Your instructions -
Find the string "true" in the listing below and return each line it appears in.

Supplied data -
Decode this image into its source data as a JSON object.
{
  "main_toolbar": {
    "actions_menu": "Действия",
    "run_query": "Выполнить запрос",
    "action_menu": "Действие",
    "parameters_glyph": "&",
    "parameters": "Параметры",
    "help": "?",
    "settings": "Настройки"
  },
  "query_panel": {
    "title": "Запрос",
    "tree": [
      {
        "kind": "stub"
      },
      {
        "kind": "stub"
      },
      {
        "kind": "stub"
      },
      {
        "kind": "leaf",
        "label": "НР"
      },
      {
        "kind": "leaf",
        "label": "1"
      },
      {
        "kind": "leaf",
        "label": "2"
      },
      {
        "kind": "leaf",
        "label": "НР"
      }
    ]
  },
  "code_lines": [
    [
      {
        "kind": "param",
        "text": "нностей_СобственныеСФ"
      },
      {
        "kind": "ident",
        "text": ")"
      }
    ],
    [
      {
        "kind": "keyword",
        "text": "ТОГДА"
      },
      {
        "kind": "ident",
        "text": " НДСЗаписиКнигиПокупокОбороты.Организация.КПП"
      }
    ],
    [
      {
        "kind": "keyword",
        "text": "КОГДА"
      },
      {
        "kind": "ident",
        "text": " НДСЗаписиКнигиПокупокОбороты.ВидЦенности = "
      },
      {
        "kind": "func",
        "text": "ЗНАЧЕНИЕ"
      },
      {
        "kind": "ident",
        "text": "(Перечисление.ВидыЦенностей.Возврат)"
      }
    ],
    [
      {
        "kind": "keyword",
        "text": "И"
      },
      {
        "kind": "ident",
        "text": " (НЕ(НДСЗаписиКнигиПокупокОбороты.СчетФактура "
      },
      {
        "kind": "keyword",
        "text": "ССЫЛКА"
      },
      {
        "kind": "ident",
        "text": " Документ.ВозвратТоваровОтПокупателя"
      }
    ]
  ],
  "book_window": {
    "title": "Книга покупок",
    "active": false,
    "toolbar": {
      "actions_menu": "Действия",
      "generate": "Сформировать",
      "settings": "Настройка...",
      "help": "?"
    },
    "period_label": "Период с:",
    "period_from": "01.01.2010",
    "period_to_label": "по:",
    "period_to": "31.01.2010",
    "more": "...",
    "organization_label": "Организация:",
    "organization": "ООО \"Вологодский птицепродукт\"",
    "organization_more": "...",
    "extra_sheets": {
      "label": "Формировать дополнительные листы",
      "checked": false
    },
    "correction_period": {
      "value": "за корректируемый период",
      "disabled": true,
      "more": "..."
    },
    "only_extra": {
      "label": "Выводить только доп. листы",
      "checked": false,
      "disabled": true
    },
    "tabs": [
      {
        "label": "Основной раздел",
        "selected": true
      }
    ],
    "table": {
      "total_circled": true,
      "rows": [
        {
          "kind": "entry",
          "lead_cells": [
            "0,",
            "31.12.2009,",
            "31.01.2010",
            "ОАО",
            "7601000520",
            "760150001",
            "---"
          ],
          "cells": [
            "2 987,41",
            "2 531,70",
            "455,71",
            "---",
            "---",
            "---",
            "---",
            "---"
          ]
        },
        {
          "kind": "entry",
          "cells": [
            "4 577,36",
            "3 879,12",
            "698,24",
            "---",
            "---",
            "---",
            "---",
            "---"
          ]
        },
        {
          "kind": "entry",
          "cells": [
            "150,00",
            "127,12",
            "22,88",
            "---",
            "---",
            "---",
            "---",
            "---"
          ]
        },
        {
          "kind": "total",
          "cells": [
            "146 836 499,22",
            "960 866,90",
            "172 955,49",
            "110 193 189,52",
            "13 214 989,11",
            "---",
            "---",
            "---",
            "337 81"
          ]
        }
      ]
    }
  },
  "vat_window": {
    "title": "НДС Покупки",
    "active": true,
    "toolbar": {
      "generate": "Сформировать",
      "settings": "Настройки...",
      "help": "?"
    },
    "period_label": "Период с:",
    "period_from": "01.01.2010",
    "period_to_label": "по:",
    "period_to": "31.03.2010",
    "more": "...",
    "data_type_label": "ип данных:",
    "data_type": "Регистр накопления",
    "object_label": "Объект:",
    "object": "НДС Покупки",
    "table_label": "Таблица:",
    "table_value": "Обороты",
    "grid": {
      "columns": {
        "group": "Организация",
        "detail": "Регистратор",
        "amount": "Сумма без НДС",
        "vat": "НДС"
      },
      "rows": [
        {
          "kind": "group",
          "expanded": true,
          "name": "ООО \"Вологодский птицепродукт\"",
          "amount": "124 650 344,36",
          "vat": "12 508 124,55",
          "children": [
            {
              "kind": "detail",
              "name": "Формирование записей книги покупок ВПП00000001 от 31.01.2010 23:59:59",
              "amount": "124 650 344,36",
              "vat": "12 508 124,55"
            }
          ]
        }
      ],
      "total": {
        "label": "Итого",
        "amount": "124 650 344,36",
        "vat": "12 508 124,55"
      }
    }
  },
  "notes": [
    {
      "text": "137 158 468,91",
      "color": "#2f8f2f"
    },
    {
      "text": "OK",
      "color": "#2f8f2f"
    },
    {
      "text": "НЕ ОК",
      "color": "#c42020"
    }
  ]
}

Exercise solution -
      "disabled": true,
      "disabled": true
        "selected": true
      "total_circled": true,
    "active": true,
          "expanded": true,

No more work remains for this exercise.